“Texas health authorities said Monday that a Brownsville woman is infected with Zika, a case that could make the south Texas city the second place in the continental United States where the mosquito-borne virus is spreading locally.
“Laboratory testing confirmed that the 43-year-old patient, who is not pregnant, had been infected. State and local health authorities said she reported no recent travel to any location with ongoing Zika transmission and no other risk factors. The lab tests found genetic material from the virus in the woman’s urine, but a blood test was negative, indicating that a mosquito can no longer spread the virus after biting her.
“There are no other cases of suspected local transmission at this time, but health officials continue to conduct disease surveillance activities as part of the state’s ongoing response.
“’We knew it was only a matter of time before we saw a Zika case spread by a mosquito in Texas,’ said John Hellerstedt, the state health commissioner. ‘We still don’t believe the virus will become widespread in Texas, but there could be more cases, so people need to protect themselves from mosquito bites, especially in parts of the state that stay relatively warm in the fall and winter.’
“The woman’s case is not that surprising given Brownsville’s location in the Rio Grande Valley, directly across the border from Mexico, which has ongoing local transmission of Zika in multiple communities.
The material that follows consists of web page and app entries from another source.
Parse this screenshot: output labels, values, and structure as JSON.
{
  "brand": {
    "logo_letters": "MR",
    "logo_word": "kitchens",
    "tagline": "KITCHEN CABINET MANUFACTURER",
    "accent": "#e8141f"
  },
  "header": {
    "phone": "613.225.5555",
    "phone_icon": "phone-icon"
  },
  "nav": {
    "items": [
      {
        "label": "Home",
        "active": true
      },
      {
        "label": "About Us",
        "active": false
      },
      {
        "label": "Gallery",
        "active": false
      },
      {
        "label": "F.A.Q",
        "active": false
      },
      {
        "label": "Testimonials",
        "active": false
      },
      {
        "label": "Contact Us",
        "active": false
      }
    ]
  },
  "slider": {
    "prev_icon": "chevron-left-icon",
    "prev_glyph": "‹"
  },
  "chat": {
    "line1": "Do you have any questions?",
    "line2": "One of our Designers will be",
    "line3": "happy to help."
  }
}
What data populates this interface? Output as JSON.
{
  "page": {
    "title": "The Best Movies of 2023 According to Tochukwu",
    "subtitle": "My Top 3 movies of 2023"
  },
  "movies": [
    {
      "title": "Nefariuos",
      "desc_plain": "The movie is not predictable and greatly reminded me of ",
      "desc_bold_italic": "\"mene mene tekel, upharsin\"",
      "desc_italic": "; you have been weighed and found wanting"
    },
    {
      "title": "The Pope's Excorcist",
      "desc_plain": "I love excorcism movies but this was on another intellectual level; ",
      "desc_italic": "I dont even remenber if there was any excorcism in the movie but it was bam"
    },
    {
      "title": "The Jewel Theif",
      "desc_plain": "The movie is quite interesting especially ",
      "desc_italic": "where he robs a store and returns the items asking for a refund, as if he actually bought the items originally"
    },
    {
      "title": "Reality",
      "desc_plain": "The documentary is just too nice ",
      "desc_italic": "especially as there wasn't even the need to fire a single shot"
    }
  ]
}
“The valley is considered to be at higher risk because of previous outbreaks of dengue, a similar virus spread by the same type of mosquito. Texas authorities have been closely monitoring people for signs of infection as well as checking for populations of the aggressive Aedes aegypti mosquito, which is most commonly found in south Texas and is the primary carrier of Zika.
“Cameron County and state health officials will begin conducting door-to-door Zika screenings Monday evening in a 20-block area in southwestern Brownsville around the area where the woman lives. They will be asking residents to reduce potential mosquito breeding areas on their properties. Authorities also plan to collect voluntary urine samples to determine whether other infections are present.
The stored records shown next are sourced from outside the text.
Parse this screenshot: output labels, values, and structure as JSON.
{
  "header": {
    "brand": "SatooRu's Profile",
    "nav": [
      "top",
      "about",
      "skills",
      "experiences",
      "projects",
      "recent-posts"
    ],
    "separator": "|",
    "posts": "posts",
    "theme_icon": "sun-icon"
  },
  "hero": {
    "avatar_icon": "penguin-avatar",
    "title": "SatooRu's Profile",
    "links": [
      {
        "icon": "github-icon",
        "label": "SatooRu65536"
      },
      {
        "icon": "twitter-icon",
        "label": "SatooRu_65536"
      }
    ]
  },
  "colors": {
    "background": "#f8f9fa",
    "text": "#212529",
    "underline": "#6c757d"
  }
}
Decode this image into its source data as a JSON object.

“For the moment, the Centers for Disease Control and Prevention is not issuing a specific advisory warning pregnant women against travel to the area. When Florida confirmed the first local spread of the disease in the continental United States this summer, the CDC issued a travel alert for pregnant women to avoid the Miami area.”
Source: The Washington Post